Next comes a documentary called What is Brazil?. Produced around the time of the film's 1985 release, it runs 29 minutes, seven seconds and provides a good but rudimentary look at the background and making of the film. It's not a great program, but as promotional pieces go, it's pretty good and it added some interesting information about the movie.

Created for the 1996 Criterion laserdisc set, The Battle of Brazil: A Video History comes next. Hosted by film journalist Jack Mathews, it lasts 55 minutes, nine seconds and details the sad and sordid history of the fight that surrounded the release of the movie. All of the key players are present, whether through then-new interviews or via archival audio conversations.

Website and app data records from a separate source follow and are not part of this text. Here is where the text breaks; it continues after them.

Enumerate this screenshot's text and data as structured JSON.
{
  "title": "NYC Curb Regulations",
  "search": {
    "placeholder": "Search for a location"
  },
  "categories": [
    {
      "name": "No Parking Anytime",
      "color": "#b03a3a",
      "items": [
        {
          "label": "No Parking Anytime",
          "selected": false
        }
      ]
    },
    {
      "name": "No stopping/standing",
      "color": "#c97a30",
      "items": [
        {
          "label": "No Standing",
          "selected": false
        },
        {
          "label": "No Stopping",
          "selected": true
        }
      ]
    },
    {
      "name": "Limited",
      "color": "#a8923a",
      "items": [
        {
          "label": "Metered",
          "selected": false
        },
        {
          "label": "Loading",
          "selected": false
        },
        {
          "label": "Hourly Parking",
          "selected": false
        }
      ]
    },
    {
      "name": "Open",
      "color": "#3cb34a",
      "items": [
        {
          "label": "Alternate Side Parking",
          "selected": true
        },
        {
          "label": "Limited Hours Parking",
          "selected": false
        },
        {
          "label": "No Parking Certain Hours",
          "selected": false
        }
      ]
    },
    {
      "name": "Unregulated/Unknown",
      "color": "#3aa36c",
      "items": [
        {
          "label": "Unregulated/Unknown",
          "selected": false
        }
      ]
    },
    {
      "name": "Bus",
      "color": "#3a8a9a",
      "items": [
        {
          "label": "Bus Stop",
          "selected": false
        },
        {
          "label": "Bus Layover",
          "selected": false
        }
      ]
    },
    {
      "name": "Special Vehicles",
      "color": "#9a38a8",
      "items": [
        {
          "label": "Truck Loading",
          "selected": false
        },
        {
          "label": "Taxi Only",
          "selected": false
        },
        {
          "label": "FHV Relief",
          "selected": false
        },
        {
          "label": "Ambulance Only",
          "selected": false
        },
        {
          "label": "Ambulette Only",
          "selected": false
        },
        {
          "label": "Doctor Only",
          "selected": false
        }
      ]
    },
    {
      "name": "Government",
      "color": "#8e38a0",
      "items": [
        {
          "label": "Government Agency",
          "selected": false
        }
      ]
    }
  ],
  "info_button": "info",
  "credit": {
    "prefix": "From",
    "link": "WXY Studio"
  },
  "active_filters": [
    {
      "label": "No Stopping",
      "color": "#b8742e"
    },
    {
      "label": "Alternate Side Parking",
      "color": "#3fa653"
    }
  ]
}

“Battle” seems quite interesting and informative and it does a nice job of offering the basic story about all of the problems the release of Brazil encountered. That conflict is a story within a story, and gives a fascinating account of the way the movie industry works. (Mathews wrote a book about the struggle, also called The Battle of Brazil. It’s an excellent source of information.)

Under The Production Notebook, we get a mix of subdomains. “We’re All In it Together: The Brazil Screenwriters” offers 10 minutes, 42 seconds of interviews with co-writers Gilliam, Tom Stoppard, and Charles McKeown. As is the case throughout this set, all participants are frank and upfront about the process through which they went, and these sessions are very interesting. Another interview is presented during the Brazil’s Score section; Gilliam and composer Michael Kamen discuss the music here with some pretty informative comments in nine minutes, 41 seconds of interviews and narration.

More video footage can be found during “Fashion and Fascism: James Acheson on Brazil’s Costume Design”. Costume designer Acheson narrates some photos and drawings of the material for the film; the audio/visual part of this section runs for seven minutes, one second and adds some helpful information.

We hear more from David Morgan in “Flights of Fantasy: Brazil’s Special Effects”. This goes for nine minutes, 41 seconds and includes Morgan’s commentary as we watch some of the movie’s effects sequences as well as test shots. It becomes another informative program. Morgan does similar duty for the 20-minute, 45-second “Designing Brazil”. He covers props, locations and sets in this enjoyable “visual essay”.

“Production Notebook” ends with “Dreams Unfulfilled: Unfilmed Brazil Storyboards“. It presents an introduction and then shows us eight storyboards that’ve been brought to life via animation. These run a total of 21 minutes, 12 seconds and allow us to get a good sense of some unfilmed sequences.

In addition to the film’s trailer, we find a 20-page booklet that features an essay from film critic David Sterritt. Though not one of Criterion’s most substantial pieces, it’s still a nice addition.

Brazil provides a daring, rich experience that remains gripping after 27 years. Almost certainly Terry Gilliam’s best work, it holds up to repeated viewings and provides an involving flick. The Blu-ray offers good picture and audio along with a strong roster of supplements. Fans will feel pleased with this high-quality release.

To rate this film visit the original Three-Disc Criterion Collection review of BRAZIL

Review Archive:  # | A-C | D-F | G-I | J-L | M-O | P-R | S-U | V-Z | Viewer Ratings | Main